(RECORDS FOR THE EXERCISE begins)

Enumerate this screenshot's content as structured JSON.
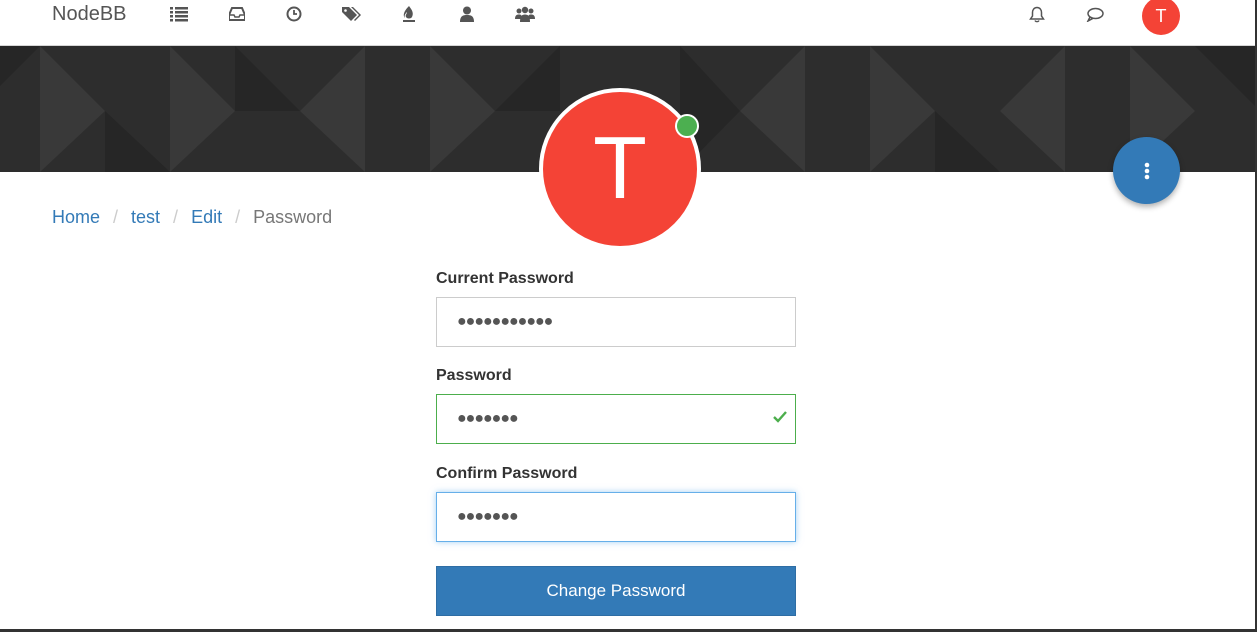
{
  "brand": "NodeBB",
  "nav_icons": [
    "categories-icon",
    "unread-icon",
    "recent-icon",
    "tags-icon",
    "popular-icon",
    "users-icon",
    "groups-icon"
  ],
  "header_icons": [
    "notifications-icon",
    "chats-icon"
  ],
  "user_initial": "T",
  "profile": {
    "avatar_initial": "T",
    "status": "online"
  },
  "breadcrumb": {
    "home": "Home",
    "user": "test",
    "edit": "Edit",
    "current": "Password",
    "separator": "/"
  },
  "form": {
    "current_password_label": "Current Password",
    "current_password_value": "●●●●●●●●●●●",
    "password_label": "Password",
    "password_value": "●●●●●●●",
    "confirm_password_label": "Confirm Password",
    "confirm_password_value": "●●●●●●●",
    "submit_label": "Change Password"
  },
  "colors": {
    "primary": "#337ab7",
    "avatar": "#f44336",
    "online": "#4caf50",
    "success": "#4cae4c",
    "cover": "#2d2d2d"
  }
}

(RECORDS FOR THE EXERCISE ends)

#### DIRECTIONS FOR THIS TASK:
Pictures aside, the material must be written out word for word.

#### SOLUTION BELOW:
Enumerate this screenshot's content as structured JSON.
{
  "brand": "NodeBB",
  "nav_icons": [
    "categories-icon",
    "unread-icon",
    "recent-icon",
    "tags-icon",
    "popular-icon",
    "users-icon",
    "groups-icon"
  ],
  "header_icons": [
    "notifications-icon",
    "chats-icon"
  ],
  "user_initial": "T",
  "profile": {
    "avatar_initial": "T",
    "status": "online"
  },
  "breadcrumb": {
    "home": "Home",
    "user": "test",
    "edit": "Edit",
    "current": "Password",
    "separator": "/"
  },
  "form": {
    "current_password_label": "Current Password",
    "current_password_value": "●●●●●●●●●●●",
    "password_label": "Password",
    "password_value": "●●●●●●●",
    "confirm_password_label": "Confirm Password",
    "confirm_password_value": "●●●●●●●",
    "submit_label": "Change Password"
  },
  "colors": {
    "primary": "#337ab7",
    "avatar": "#f44336",
    "online": "#4caf50",
    "success": "#4cae4c",
    "cover": "#2d2d2d"
  }
}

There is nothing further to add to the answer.